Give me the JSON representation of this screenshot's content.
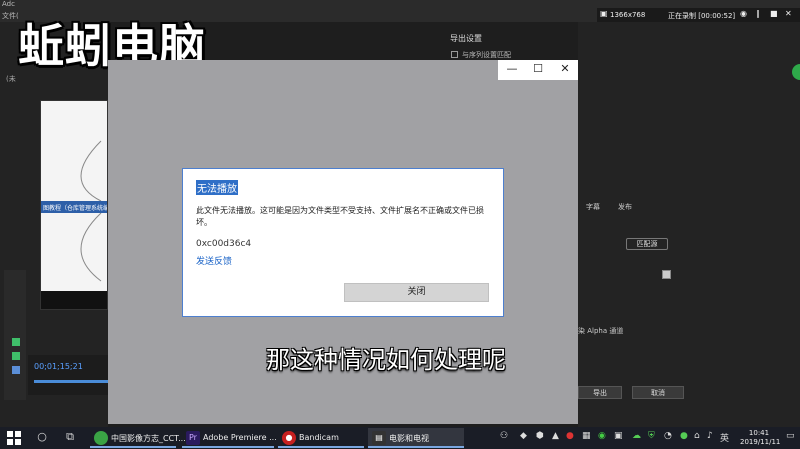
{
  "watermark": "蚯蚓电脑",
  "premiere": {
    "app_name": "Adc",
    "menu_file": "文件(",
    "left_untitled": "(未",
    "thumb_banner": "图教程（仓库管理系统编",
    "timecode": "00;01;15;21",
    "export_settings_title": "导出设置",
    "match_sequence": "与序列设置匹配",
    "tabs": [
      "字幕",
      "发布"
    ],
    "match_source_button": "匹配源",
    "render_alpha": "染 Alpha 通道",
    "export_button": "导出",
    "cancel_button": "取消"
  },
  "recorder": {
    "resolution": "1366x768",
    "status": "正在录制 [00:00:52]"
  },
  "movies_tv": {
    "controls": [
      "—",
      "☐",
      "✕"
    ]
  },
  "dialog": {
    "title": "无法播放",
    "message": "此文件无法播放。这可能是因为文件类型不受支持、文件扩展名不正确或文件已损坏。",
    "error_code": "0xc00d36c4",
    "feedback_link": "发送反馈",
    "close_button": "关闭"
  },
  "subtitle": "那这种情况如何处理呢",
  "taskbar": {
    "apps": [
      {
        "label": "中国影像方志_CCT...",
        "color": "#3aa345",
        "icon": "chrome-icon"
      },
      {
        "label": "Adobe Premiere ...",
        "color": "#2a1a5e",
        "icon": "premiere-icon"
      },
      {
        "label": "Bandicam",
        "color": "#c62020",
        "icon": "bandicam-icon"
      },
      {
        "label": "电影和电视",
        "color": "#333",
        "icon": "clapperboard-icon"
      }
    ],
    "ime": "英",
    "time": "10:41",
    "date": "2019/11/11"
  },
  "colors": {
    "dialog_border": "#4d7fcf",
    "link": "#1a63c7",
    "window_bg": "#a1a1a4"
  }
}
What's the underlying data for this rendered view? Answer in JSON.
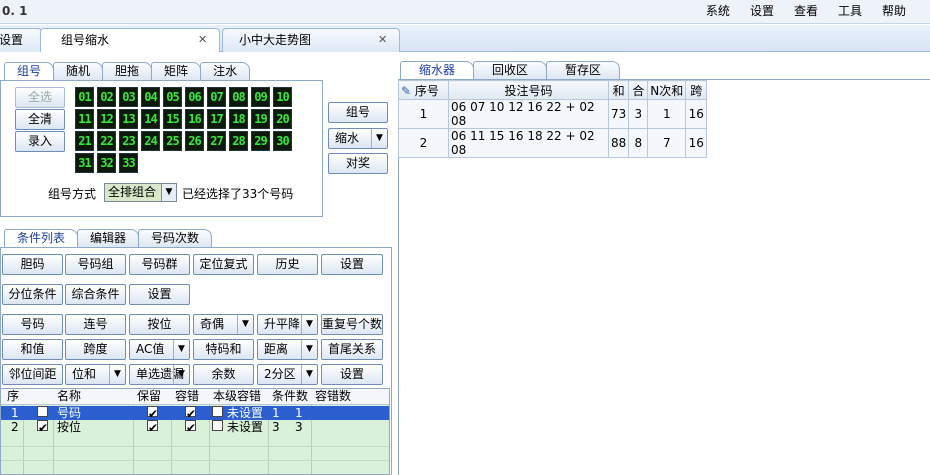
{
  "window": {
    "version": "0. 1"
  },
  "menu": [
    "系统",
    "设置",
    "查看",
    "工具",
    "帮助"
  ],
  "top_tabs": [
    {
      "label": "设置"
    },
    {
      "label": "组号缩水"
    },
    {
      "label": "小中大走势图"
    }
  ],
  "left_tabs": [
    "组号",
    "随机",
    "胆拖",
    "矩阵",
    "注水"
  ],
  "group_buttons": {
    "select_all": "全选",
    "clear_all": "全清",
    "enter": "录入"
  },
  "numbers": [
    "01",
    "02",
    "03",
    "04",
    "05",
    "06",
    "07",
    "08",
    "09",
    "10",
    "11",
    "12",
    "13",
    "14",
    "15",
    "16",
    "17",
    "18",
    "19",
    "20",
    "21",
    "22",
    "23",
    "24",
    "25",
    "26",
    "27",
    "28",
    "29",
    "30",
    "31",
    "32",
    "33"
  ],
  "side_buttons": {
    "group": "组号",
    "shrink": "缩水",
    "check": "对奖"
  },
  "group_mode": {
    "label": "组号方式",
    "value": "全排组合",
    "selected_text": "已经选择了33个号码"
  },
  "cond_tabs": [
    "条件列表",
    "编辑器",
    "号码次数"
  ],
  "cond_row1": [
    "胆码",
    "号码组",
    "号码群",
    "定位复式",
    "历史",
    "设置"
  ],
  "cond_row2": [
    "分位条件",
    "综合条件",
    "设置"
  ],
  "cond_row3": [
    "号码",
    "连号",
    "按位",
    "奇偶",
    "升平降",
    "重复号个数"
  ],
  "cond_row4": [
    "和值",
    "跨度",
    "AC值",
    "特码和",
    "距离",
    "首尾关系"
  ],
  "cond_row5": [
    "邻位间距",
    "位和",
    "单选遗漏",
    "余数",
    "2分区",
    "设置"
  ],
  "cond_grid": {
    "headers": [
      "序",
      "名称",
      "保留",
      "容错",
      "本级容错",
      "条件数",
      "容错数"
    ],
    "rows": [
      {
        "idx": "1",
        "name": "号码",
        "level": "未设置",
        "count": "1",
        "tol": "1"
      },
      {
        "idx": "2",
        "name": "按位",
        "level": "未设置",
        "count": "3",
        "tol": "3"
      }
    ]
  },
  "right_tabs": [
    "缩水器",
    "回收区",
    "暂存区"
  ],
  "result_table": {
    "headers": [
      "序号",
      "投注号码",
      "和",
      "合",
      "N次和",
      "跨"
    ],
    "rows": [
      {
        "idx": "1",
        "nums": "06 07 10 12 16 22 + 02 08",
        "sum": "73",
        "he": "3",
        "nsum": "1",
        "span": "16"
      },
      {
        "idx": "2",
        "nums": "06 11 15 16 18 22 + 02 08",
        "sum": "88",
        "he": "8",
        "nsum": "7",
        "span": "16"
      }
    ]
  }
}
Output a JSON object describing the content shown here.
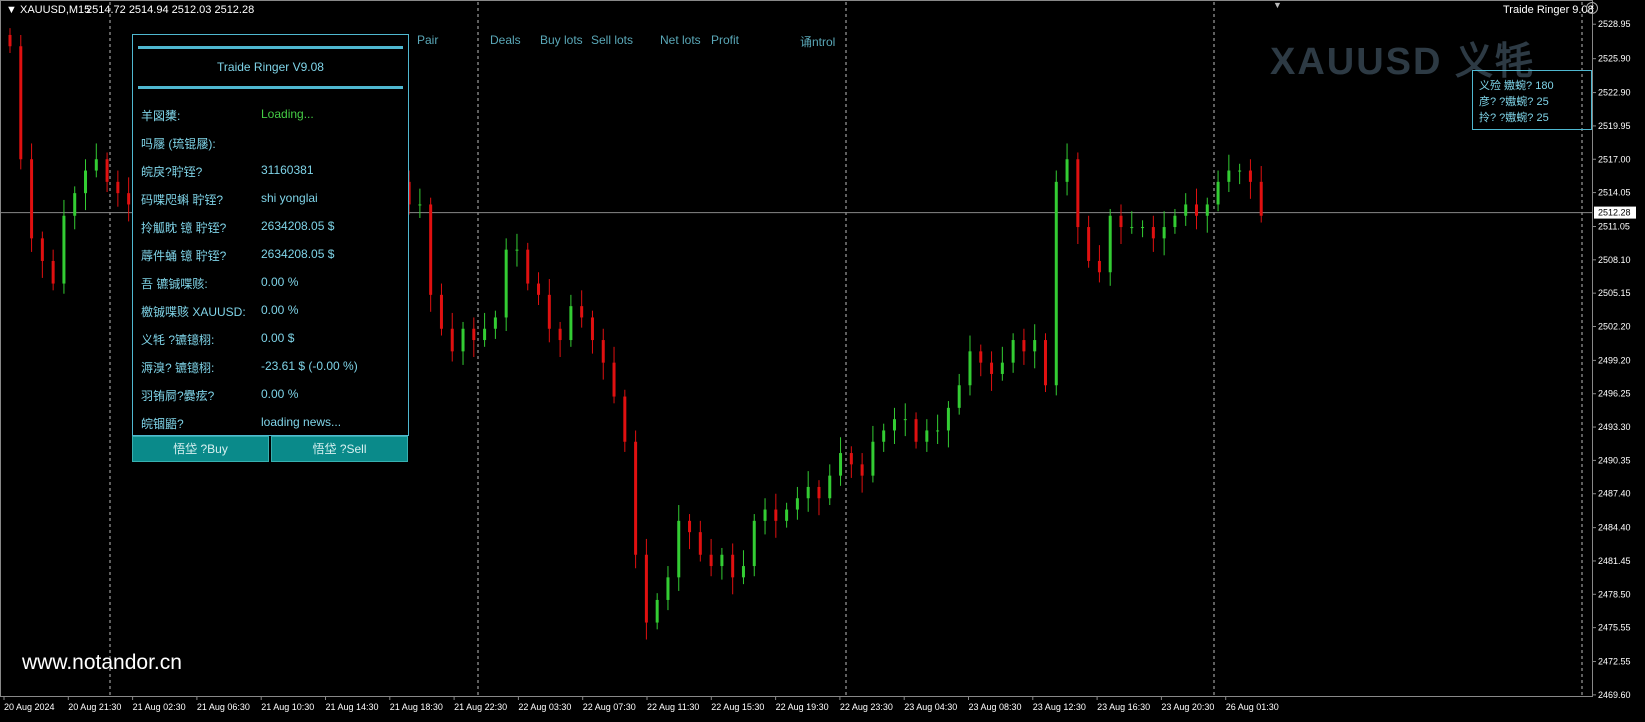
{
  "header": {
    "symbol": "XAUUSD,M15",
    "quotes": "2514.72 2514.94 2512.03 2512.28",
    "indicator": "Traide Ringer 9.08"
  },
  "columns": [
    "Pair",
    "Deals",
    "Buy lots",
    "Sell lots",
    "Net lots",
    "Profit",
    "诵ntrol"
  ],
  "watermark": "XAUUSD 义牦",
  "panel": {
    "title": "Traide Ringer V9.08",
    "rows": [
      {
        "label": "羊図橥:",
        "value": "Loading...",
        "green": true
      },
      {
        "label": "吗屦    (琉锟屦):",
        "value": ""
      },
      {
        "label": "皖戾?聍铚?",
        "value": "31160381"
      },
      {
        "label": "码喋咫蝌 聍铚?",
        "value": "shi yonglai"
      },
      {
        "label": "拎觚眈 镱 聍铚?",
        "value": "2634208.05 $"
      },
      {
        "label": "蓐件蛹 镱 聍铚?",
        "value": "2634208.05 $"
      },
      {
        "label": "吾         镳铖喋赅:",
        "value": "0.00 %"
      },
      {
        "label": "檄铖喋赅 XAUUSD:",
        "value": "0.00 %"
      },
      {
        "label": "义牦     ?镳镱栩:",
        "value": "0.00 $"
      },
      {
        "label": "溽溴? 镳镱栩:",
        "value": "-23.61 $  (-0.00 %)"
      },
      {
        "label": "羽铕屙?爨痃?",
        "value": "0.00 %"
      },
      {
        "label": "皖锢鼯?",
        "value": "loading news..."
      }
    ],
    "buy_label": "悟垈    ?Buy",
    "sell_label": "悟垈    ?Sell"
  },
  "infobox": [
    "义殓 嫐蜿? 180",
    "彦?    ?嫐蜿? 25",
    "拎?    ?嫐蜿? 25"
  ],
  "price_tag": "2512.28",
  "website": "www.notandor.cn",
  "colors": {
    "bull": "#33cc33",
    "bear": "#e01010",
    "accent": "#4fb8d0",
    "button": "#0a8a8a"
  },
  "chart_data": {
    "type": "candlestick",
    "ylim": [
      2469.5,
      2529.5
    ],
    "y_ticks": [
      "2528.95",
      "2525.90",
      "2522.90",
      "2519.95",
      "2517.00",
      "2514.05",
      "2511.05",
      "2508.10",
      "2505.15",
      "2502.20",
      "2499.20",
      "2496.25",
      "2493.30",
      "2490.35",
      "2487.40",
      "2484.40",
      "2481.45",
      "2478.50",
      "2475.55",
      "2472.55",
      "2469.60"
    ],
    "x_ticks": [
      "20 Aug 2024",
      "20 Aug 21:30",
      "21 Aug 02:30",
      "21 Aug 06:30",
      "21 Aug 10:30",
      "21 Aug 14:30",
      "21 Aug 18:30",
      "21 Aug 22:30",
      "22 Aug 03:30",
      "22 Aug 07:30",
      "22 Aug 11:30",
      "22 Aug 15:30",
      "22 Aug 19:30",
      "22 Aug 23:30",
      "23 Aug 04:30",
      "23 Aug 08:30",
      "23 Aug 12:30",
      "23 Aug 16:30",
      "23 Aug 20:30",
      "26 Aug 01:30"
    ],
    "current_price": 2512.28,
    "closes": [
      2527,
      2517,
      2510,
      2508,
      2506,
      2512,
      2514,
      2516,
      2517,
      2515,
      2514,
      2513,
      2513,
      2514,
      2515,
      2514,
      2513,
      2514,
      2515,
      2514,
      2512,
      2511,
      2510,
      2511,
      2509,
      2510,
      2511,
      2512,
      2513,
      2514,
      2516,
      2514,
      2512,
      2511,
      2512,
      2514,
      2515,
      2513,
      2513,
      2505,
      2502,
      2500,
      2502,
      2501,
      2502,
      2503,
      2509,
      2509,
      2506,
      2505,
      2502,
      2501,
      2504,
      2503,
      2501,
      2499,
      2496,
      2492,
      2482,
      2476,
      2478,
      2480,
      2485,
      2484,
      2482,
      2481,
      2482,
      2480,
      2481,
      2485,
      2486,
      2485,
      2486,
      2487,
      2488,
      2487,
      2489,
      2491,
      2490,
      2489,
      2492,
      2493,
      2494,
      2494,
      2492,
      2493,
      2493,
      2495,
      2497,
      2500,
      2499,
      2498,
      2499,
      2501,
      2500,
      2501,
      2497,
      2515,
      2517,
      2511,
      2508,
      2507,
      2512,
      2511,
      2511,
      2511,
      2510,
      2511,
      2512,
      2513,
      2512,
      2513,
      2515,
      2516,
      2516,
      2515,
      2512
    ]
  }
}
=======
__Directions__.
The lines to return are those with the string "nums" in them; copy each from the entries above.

__Response__.
        "nums": "06 07 10 12 16 22 + 02 08",
        "nums": "06 11 15 16 18 22 + 02 08",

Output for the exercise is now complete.